## Prompt
Every entry below should be restated word for word, except for its images.

BEGIN Recorded information

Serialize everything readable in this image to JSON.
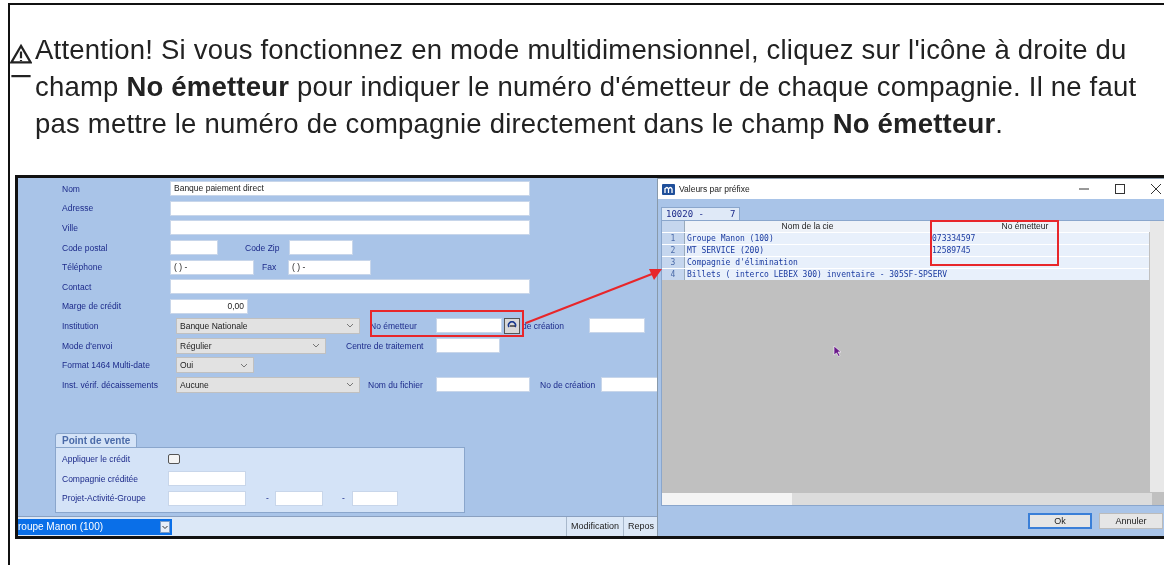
{
  "note": {
    "text": "Attention! Si vous fonctionnez en mode multidimensionnel, cliquez sur l'icône à droite du champ **No émetteur** pour indiquer le numéro d'émetteur de chaque compagnie. Il ne faut pas mettre le numéro de compagnie directement dans le champ **No émetteur**."
  },
  "form": {
    "rows": [
      {
        "items": [
          {
            "kind": "label",
            "text": "Nom"
          },
          {
            "kind": "input",
            "value": "Banque paiement direct"
          }
        ]
      },
      {
        "items": [
          {
            "kind": "label",
            "text": "Adresse"
          },
          {
            "kind": "input"
          }
        ]
      },
      {
        "items": [
          {
            "kind": "label",
            "text": "Ville"
          },
          {
            "kind": "input"
          }
        ]
      },
      {
        "items": [
          {
            "kind": "label",
            "text": "Code postal"
          },
          {
            "kind": "input"
          },
          {
            "kind": "label",
            "text": "Code Zip"
          },
          {
            "kind": "input"
          }
        ]
      },
      {
        "items": [
          {
            "kind": "label",
            "text": "Téléphone"
          },
          {
            "kind": "input",
            "value": "(  )  -"
          },
          {
            "kind": "label",
            "text": "Fax"
          },
          {
            "kind": "input",
            "value": "(  )  -"
          }
        ]
      },
      {
        "items": [
          {
            "kind": "label",
            "text": "Contact"
          },
          {
            "kind": "input"
          }
        ]
      },
      {
        "items": [
          {
            "kind": "label",
            "text": "Marge de crédit"
          },
          {
            "kind": "amount",
            "value": "0,00"
          }
        ]
      },
      {
        "items": [
          {
            "kind": "label",
            "text": "Institution"
          },
          {
            "kind": "select",
            "value": "Banque Nationale"
          },
          {
            "kind": "label",
            "text": "No émetteur"
          },
          {
            "kind": "input"
          },
          {
            "kind": "iconbutton"
          },
          {
            "kind": "label",
            "text": "de création"
          },
          {
            "kind": "input"
          }
        ]
      },
      {
        "items": [
          {
            "kind": "label",
            "text": "Mode d'envoi"
          },
          {
            "kind": "select",
            "value": "Régulier"
          },
          {
            "kind": "label",
            "text": "Centre de traitement"
          },
          {
            "kind": "input"
          }
        ]
      },
      {
        "items": [
          {
            "kind": "label",
            "text": "Format 1464 Multi-date"
          },
          {
            "kind": "select",
            "value": "Oui"
          }
        ]
      },
      {
        "items": [
          {
            "kind": "label",
            "text": "Inst. vérif. décaissements"
          },
          {
            "kind": "select",
            "value": "Aucune"
          },
          {
            "kind": "label",
            "text": "Nom du fichier"
          },
          {
            "kind": "input"
          },
          {
            "kind": "label",
            "text": "No de création"
          },
          {
            "kind": "input"
          }
        ]
      }
    ]
  },
  "pos_panel": {
    "tab": "Point de vente",
    "rows": [
      {
        "items": [
          {
            "kind": "label",
            "text": "Appliquer le crédit"
          },
          {
            "kind": "checkbox",
            "checked": false
          }
        ]
      },
      {
        "items": [
          {
            "kind": "label",
            "text": "Compagnie créditée"
          },
          {
            "kind": "input"
          }
        ]
      },
      {
        "items": [
          {
            "kind": "label",
            "text": "Projet-Activité-Groupe"
          },
          {
            "kind": "input"
          },
          {
            "kind": "label",
            "text": "-"
          },
          {
            "kind": "input"
          },
          {
            "kind": "label",
            "text": "-"
          },
          {
            "kind": "input"
          }
        ]
      }
    ]
  },
  "status_bar": {
    "company": "roupe Manon (100)",
    "sections": [
      "Modification",
      "Repos"
    ]
  },
  "dialog": {
    "title": "Valeurs par préfixe",
    "tabs": [
      {
        "label": "10020 -",
        "count": "7",
        "selected": true
      }
    ],
    "columns": [
      "Nom de la cie",
      "No émetteur"
    ],
    "rows": [
      {
        "num": "1",
        "name": "Groupe Manon (100)",
        "emitter": "073334597"
      },
      {
        "num": "2",
        "name": "MT SERVICE (200)",
        "emitter": "12589745"
      },
      {
        "num": "3",
        "name": "Compagnie d'élimination"
      },
      {
        "num": "4",
        "name": "Billets ( interco LEBEX 300) inventaire - 305SF-SPSERV"
      }
    ],
    "buttons": [
      {
        "label": "Ok",
        "focused": true
      },
      {
        "label": "Annuler",
        "focused": false
      }
    ]
  }
}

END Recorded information

## Written response
Serialize everything readable in this image to JSON.
{
  "note": {
    "text": "Attention! Si vous fonctionnez en mode multidimensionnel, cliquez sur l'icône à droite du champ **No émetteur** pour indiquer le numéro d'émetteur de chaque compagnie. Il ne faut pas mettre le numéro de compagnie directement dans le champ **No émetteur**."
  },
  "form": {
    "rows": [
      {
        "items": [
          {
            "kind": "label",
            "text": "Nom"
          },
          {
            "kind": "input",
            "value": "Banque paiement direct"
          }
        ]
      },
      {
        "items": [
          {
            "kind": "label",
            "text": "Adresse"
          },
          {
            "kind": "input"
          }
        ]
      },
      {
        "items": [
          {
            "kind": "label",
            "text": "Ville"
          },
          {
            "kind": "input"
          }
        ]
      },
      {
        "items": [
          {
            "kind": "label",
            "text": "Code postal"
          },
          {
            "kind": "input"
          },
          {
            "kind": "label",
            "text": "Code Zip"
          },
          {
            "kind": "input"
          }
        ]
      },
      {
        "items": [
          {
            "kind": "label",
            "text": "Téléphone"
          },
          {
            "kind": "input",
            "value": "(  )  -"
          },
          {
            "kind": "label",
            "text": "Fax"
          },
          {
            "kind": "input",
            "value": "(  )  -"
          }
        ]
      },
      {
        "items": [
          {
            "kind": "label",
            "text": "Contact"
          },
          {
            "kind": "input"
          }
        ]
      },
      {
        "items": [
          {
            "kind": "label",
            "text": "Marge de crédit"
          },
          {
            "kind": "amount",
            "value": "0,00"
          }
        ]
      },
      {
        "items": [
          {
            "kind": "label",
            "text": "Institution"
          },
          {
            "kind": "select",
            "value": "Banque Nationale"
          },
          {
            "kind": "label",
            "text": "No émetteur"
          },
          {
            "kind": "input"
          },
          {
            "kind": "iconbutton"
          },
          {
            "kind": "label",
            "text": "de création"
          },
          {
            "kind": "input"
          }
        ]
      },
      {
        "items": [
          {
            "kind": "label",
            "text": "Mode d'envoi"
          },
          {
            "kind": "select",
            "value": "Régulier"
          },
          {
            "kind": "label",
            "text": "Centre de traitement"
          },
          {
            "kind": "input"
          }
        ]
      },
      {
        "items": [
          {
            "kind": "label",
            "text": "Format 1464 Multi-date"
          },
          {
            "kind": "select",
            "value": "Oui"
          }
        ]
      },
      {
        "items": [
          {
            "kind": "label",
            "text": "Inst. vérif. décaissements"
          },
          {
            "kind": "select",
            "value": "Aucune"
          },
          {
            "kind": "label",
            "text": "Nom du fichier"
          },
          {
            "kind": "input"
          },
          {
            "kind": "label",
            "text": "No de création"
          },
          {
            "kind": "input"
          }
        ]
      }
    ]
  },
  "pos_panel": {
    "tab": "Point de vente",
    "rows": [
      {
        "items": [
          {
            "kind": "label",
            "text": "Appliquer le crédit"
          },
          {
            "kind": "checkbox",
            "checked": false
          }
        ]
      },
      {
        "items": [
          {
            "kind": "label",
            "text": "Compagnie créditée"
          },
          {
            "kind": "input"
          }
        ]
      },
      {
        "items": [
          {
            "kind": "label",
            "text": "Projet-Activité-Groupe"
          },
          {
            "kind": "input"
          },
          {
            "kind": "label",
            "text": "-"
          },
          {
            "kind": "input"
          },
          {
            "kind": "label",
            "text": "-"
          },
          {
            "kind": "input"
          }
        ]
      }
    ]
  },
  "status_bar": {
    "company": "roupe Manon (100)",
    "sections": [
      "Modification",
      "Repos"
    ]
  },
  "dialog": {
    "title": "Valeurs par préfixe",
    "tabs": [
      {
        "label": "10020 -",
        "count": "7",
        "selected": true
      }
    ],
    "columns": [
      "Nom de la cie",
      "No émetteur"
    ],
    "rows": [
      {
        "num": "1",
        "name": "Groupe Manon (100)",
        "emitter": "073334597"
      },
      {
        "num": "2",
        "name": "MT SERVICE (200)",
        "emitter": "12589745"
      },
      {
        "num": "3",
        "name": "Compagnie d'élimination"
      },
      {
        "num": "4",
        "name": "Billets ( interco LEBEX 300) inventaire - 305SF-SPSERV"
      }
    ],
    "buttons": [
      {
        "label": "Ok",
        "focused": true
      },
      {
        "label": "Annuler",
        "focused": false
      }
    ]
  }
}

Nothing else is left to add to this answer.